### Exercise aim
Go through the lines below and repeat each one exactly, skipping pictures.

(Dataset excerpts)
┏━━

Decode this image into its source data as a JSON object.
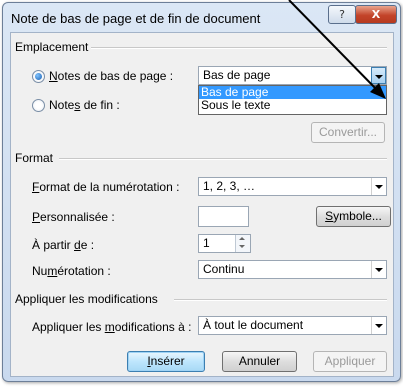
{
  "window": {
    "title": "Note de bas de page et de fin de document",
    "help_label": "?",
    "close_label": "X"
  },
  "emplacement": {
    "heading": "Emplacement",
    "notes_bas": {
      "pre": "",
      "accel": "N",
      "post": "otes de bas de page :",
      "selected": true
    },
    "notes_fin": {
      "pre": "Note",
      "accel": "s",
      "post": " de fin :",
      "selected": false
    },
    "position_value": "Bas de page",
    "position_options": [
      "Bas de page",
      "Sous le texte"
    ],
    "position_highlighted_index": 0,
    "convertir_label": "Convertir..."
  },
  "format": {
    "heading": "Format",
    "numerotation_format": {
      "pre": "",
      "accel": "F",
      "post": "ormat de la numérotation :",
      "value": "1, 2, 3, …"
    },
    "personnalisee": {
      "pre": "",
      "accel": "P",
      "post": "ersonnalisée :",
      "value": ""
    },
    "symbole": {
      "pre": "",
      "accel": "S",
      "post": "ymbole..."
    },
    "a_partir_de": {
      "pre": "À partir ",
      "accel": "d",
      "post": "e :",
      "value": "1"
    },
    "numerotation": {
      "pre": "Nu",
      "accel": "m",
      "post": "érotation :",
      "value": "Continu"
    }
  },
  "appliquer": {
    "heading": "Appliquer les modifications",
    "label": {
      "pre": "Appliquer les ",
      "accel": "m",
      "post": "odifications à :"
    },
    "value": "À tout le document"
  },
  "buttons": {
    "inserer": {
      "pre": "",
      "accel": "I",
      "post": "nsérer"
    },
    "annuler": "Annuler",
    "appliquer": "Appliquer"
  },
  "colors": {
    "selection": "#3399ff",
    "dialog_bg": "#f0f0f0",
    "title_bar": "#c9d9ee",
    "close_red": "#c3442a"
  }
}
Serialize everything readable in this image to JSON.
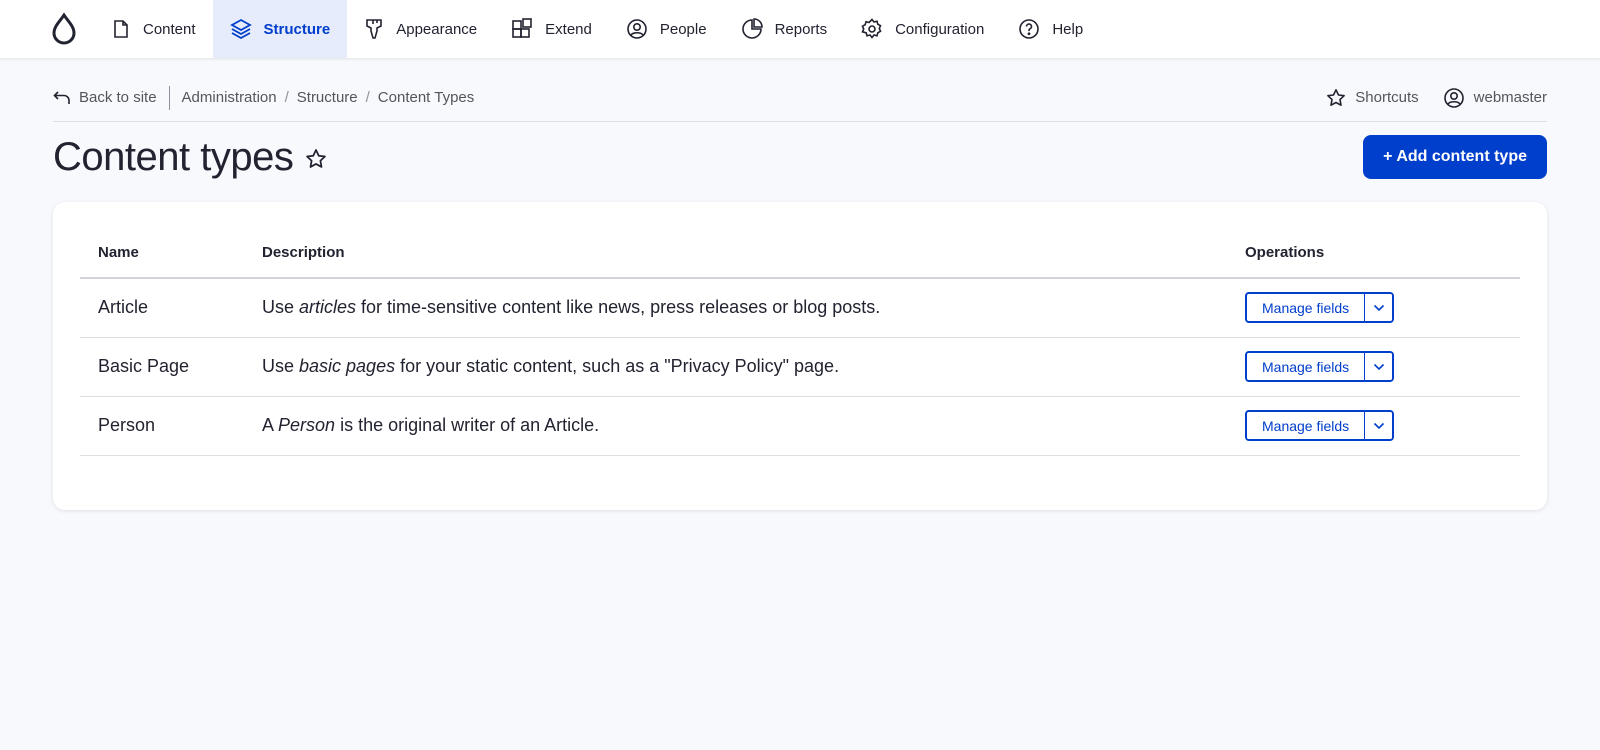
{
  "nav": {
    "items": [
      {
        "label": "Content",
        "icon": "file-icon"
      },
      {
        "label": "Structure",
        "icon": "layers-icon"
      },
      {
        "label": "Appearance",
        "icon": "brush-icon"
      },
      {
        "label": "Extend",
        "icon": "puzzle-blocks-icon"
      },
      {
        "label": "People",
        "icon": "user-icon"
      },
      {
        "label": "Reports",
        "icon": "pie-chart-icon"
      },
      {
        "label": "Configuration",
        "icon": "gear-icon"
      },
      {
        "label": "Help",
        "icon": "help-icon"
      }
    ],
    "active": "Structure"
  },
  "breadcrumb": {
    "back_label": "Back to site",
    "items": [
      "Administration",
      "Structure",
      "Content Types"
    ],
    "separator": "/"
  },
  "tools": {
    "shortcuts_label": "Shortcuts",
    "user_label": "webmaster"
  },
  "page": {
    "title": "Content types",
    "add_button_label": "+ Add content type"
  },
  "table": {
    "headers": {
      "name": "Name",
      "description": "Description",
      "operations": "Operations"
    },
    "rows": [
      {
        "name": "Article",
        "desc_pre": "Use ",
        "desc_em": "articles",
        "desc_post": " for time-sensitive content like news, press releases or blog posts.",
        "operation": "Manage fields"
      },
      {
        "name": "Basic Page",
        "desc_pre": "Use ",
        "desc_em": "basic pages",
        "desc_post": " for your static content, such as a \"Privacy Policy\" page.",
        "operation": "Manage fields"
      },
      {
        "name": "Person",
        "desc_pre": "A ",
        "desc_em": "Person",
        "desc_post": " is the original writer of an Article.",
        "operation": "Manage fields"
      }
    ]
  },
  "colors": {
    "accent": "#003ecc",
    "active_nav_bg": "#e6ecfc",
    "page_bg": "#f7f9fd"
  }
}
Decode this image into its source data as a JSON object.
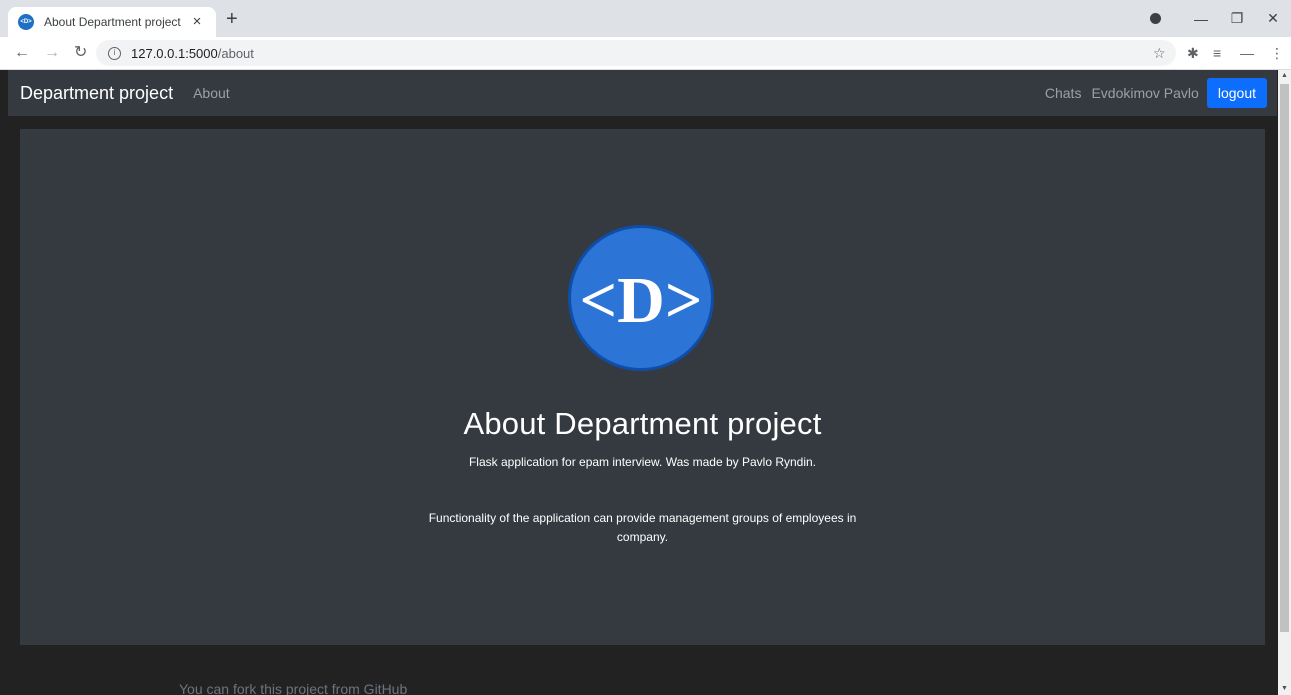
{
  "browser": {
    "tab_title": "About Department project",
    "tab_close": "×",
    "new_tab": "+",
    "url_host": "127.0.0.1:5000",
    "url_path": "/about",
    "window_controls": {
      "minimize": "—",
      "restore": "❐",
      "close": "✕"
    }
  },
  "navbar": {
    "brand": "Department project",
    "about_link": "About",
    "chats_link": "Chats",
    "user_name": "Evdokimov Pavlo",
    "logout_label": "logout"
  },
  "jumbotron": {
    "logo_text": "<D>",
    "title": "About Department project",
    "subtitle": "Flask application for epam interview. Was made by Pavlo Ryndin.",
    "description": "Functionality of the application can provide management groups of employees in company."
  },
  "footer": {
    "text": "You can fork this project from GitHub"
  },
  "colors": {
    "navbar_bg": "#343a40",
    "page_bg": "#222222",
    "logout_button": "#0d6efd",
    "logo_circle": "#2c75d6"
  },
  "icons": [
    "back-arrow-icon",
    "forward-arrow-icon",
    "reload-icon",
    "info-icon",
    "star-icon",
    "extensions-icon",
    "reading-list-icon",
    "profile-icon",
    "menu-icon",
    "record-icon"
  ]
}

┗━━

### Answer section
Decode this image into its source data as a JSON object.
{
  "window": {
    "title": "Note de bas de page et de fin de document",
    "help_label": "?",
    "close_label": "X"
  },
  "emplacement": {
    "heading": "Emplacement",
    "notes_bas": {
      "pre": "",
      "accel": "N",
      "post": "otes de bas de page :",
      "selected": true
    },
    "notes_fin": {
      "pre": "Note",
      "accel": "s",
      "post": " de fin :",
      "selected": false
    },
    "position_value": "Bas de page",
    "position_options": [
      "Bas de page",
      "Sous le texte"
    ],
    "position_highlighted_index": 0,
    "convertir_label": "Convertir..."
  },
  "format": {
    "heading": "Format",
    "numerotation_format": {
      "pre": "",
      "accel": "F",
      "post": "ormat de la numérotation :",
      "value": "1, 2, 3, …"
    },
    "personnalisee": {
      "pre": "",
      "accel": "P",
      "post": "ersonnalisée :",
      "value": ""
    },
    "symbole": {
      "pre": "",
      "accel": "S",
      "post": "ymbole..."
    },
    "a_partir_de": {
      "pre": "À partir ",
      "accel": "d",
      "post": "e :",
      "value": "1"
    },
    "numerotation": {
      "pre": "Nu",
      "accel": "m",
      "post": "érotation :",
      "value": "Continu"
    }
  },
  "appliquer": {
    "heading": "Appliquer les modifications",
    "label": {
      "pre": "Appliquer les ",
      "accel": "m",
      "post": "odifications à :"
    },
    "value": "À tout le document"
  },
  "buttons": {
    "inserer": {
      "pre": "",
      "accel": "I",
      "post": "nsérer"
    },
    "annuler": "Annuler",
    "appliquer": "Appliquer"
  },
  "colors": {
    "selection": "#3399ff",
    "dialog_bg": "#f0f0f0",
    "title_bar": "#c9d9ee",
    "close_red": "#c3442a"
  }
}
Serialize everything readable in this image to JSON.
{
  "nav": {
    "items": [
      {
        "label": "Content",
        "icon": "file-icon"
      },
      {
        "label": "Structure",
        "icon": "layers-icon"
      },
      {
        "label": "Appearance",
        "icon": "brush-icon"
      },
      {
        "label": "Extend",
        "icon": "puzzle-blocks-icon"
      },
      {
        "label": "People",
        "icon": "user-icon"
      },
      {
        "label": "Reports",
        "icon": "pie-chart-icon"
      },
      {
        "label": "Configuration",
        "icon": "gear-icon"
      },
      {
        "label": "Help",
        "icon": "help-icon"
      }
    ],
    "active": "Structure"
  },
  "breadcrumb": {
    "back_label": "Back to site",
    "items": [
      "Administration",
      "Structure",
      "Content Types"
    ],
    "separator": "/"
  },
  "tools": {
    "shortcuts_label": "Shortcuts",
    "user_label": "webmaster"
  },
  "page": {
    "title": "Content types",
    "add_button_label": "+ Add content type"
  },
  "table": {
    "headers": {
      "name": "Name",
      "description": "Description",
      "operations": "Operations"
    },
    "rows": [
      {
        "name": "Article",
        "desc_pre": "Use ",
        "desc_em": "articles",
        "desc_post": " for time-sensitive content like news, press releases or blog posts.",
        "operation": "Manage fields"
      },
      {
        "name": "Basic Page",
        "desc_pre": "Use ",
        "desc_em": "basic pages",
        "desc_post": " for your static content, such as a \"Privacy Policy\" page.",
        "operation": "Manage fields"
      },
      {
        "name": "Person",
        "desc_pre": "A ",
        "desc_em": "Person",
        "desc_post": " is the original writer of an Article.",
        "operation": "Manage fields"
      }
    ]
  },
  "colors": {
    "accent": "#003ecc",
    "active_nav_bg": "#e6ecfc",
    "page_bg": "#f7f9fd"
  }
}
Decode this image into its source data as a JSON object.
{
  "browser": {
    "tab_title": "About Department project",
    "tab_close": "×",
    "new_tab": "+",
    "url_host": "127.0.0.1:5000",
    "url_path": "/about",
    "window_controls": {
      "minimize": "—",
      "restore": "❐",
      "close": "✕"
    }
  },
  "navbar": {
    "brand": "Department project",
    "about_link": "About",
    "chats_link": "Chats",
    "user_name": "Evdokimov Pavlo",
    "logout_label": "logout"
  },
  "jumbotron": {
    "logo_text": "<D>",
    "title": "About Department project",
    "subtitle": "Flask application for epam interview. Was made by Pavlo Ryndin.",
    "description": "Functionality of the application can provide management groups of employees in company."
  },
  "footer": {
    "text": "You can fork this project from GitHub"
  },
  "colors": {
    "navbar_bg": "#343a40",
    "page_bg": "#222222",
    "logout_button": "#0d6efd",
    "logo_circle": "#2c75d6"
  },
  "icons": [
    "back-arrow-icon",
    "forward-arrow-icon",
    "reload-icon",
    "info-icon",
    "star-icon",
    "extensions-icon",
    "reading-list-icon",
    "profile-icon",
    "menu-icon",
    "record-icon"
  ]
}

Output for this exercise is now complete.